On Thursday, White House press secretary Sarah Huckabee Sanders announced that the Trump administration has decided to issue a Jones Act waiver for Puerto Rico. The island territory is now exempt from cabotage regulations for a period of ten days, allowing it to receive foreign-flagged ships with cargo from U.S. ports.
The administration's position on the question of a waiver evolved gradually over the course of the week. The Department of Homeland Security said Tuesday that a waiver would not be needed because "the limitation is going to be port capacity to offload and transit, not vessel availability." On Wednesday, President Trump said that the White House was considering a waiver but would not yet issue one; he cited industry opposition and the existing availability of Jones Act-qualified ships. In a hearing the same day, Secretary of Homeland Security Elaine Duke said that DHS had not even received a request. “In terms of the Jones Act waiver, we have researched this — I read it in the news clips this morning — we have no known Jones Act waiver requests,” she said. "We are double-checking to make sure it isn't true."
On Thursday, a Homeland Security spokesman told reporters that DHS had issued a waiver for Puerto Rico following a Pentagon decision that it would be in the interest of national defense. Separately, press secretary Sarah Huckabee Sanders said that the waiver was granted at the request of Puerto Rico governor Ricardo Rosello.
Trump also faced growing pressure from within his own party to issue a temporary waiver. Senator John McCain (R-AZ), a longtime critic of the Jones Act, was among the first to join the call, and Sen. James Lankford (R-OK) said Wednesday that he would "absolutely support [a waiver]." He was joined by Senators John Barrasso (R-WY) and Marco Rubio (R-FL), and House Speaker Paul Ryan (R-WI) praised the exemption shortly after he learned of the White House's decision.
Senator Rubio explained his support for a waiver in terms of giving Puerto Rican shippers flexibility. "The administration is saying that it's not necessary, they have plenty of vessels. My argument is, what harm would there be to doing it? If they don't need it, they don't need it, but at least it's available to them," Rubio said.
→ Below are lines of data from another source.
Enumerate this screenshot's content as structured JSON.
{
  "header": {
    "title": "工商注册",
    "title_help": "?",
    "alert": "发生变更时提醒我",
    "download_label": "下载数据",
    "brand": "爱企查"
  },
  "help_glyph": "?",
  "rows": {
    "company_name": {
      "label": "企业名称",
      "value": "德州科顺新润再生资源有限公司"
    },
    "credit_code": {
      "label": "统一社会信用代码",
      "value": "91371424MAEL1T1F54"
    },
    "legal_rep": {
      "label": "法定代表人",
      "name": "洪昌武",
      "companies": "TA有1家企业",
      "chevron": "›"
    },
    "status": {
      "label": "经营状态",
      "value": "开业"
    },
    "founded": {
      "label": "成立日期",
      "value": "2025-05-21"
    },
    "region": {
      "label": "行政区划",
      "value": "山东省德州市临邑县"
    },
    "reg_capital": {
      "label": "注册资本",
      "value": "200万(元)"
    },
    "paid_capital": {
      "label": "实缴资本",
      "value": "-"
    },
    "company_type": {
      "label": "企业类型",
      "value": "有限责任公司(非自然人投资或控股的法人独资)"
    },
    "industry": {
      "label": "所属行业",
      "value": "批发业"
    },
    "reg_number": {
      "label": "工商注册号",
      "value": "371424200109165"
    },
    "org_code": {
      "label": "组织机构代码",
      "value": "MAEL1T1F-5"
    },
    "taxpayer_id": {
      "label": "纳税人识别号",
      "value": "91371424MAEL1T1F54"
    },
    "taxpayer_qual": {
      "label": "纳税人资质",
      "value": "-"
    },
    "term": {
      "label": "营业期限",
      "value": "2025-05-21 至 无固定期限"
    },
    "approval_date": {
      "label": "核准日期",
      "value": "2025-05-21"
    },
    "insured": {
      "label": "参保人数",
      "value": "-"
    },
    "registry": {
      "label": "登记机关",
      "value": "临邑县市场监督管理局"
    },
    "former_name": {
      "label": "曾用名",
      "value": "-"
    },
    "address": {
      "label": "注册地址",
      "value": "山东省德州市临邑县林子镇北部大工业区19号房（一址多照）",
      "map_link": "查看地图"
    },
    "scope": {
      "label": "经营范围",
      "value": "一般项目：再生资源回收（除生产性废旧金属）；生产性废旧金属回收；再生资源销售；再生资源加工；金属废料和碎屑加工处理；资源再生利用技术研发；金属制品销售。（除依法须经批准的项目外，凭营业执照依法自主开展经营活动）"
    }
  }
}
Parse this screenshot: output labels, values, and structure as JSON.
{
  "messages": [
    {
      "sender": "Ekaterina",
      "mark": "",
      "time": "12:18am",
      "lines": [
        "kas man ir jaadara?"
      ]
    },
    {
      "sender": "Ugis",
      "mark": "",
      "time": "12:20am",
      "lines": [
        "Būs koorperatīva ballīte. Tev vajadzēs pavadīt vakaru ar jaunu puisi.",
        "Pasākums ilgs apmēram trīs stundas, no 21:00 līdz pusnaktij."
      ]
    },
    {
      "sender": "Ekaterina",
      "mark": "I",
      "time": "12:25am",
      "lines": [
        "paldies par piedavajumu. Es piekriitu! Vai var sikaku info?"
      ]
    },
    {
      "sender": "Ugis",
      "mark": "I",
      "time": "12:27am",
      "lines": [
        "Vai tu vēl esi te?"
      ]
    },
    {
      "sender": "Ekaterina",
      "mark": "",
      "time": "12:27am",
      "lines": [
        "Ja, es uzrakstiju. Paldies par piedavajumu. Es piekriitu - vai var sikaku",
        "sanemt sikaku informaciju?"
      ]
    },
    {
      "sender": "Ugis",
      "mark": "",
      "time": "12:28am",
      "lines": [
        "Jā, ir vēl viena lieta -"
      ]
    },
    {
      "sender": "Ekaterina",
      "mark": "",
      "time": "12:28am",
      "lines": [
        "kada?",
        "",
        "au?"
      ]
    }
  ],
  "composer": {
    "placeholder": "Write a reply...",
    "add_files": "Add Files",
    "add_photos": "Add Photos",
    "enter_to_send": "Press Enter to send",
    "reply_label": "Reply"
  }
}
Governor Rossello also appeared to suggest that the exemption was intended to give Puerto Rico an additional set of options, and not to satisfy an immediate operational need. He told local media Thursday morning that he made the waiver request "for the mere fact of having all the possibilities available."
Industry pushes back on Jones Act waivers
In a statement published Thursday, the Maritime Labor Alliance (MLA) – a group representing the American Radio Association (ARA), Inlandboatmen’s Union (IBU), International Longshoremen’s Association (ILA), International Longshore and Warehouse Union (ILWU), Marine Engineers’ Beneficial Association (MEBA), and International Organization of Masters, Mates & Pilots (MM&P) – pushed back against the idea that the Jones Act hindered the relief effort in Puerto Rico. “The current crisis in Puerto Rico has nothing to do with the Jones Act. There is no shortage of U.S.-flag tonnage available to serve the Island,” MLA wrote. “The emergency in Puerto Rico is caused by lack of the ability to distribute critical supplies . . . to local communities from the ports where these supplies are located.”
The industry group American Maritime Partnership issued a similar statement on Wednesday, highlighting the efforts that American vessel operators are making to bring supplies to the island and emphasizing the availability of suitable tonnage.
For now, it appears that the distribution bottleneck is on land, as the waiver's opponents suggest. With thousands of containers waiting on the dock in San Juan because of damaged roads and a lack of trucks, foreign-flag container ships may not be able to accelerate the flow of goods to island residents.
Crowley's Port in San Juan VP says biggest issue is fuel right now. All white containers are refrigerator trucks filled w/food, medicine pic.twitter.com/HiPfg7n3qn— Dawn Giel (@DawnGiel) September 27, 2017
Tonnage for petroleum shipping may not be a bottleneck either: Puerto Rico gets much of its fuel from foreign refiners, and Bloomberg reports that six tankers are already off the island’s coast and waiting to unload.
However, Puerto Rico will benefit from the cargo aboard at least one waivered ship – a foreign-flagged product tanker that got under way last week from a Gulf Coast refinery under the terms of a previous waiver issued for Hurricane Irma, according to Bloomberg.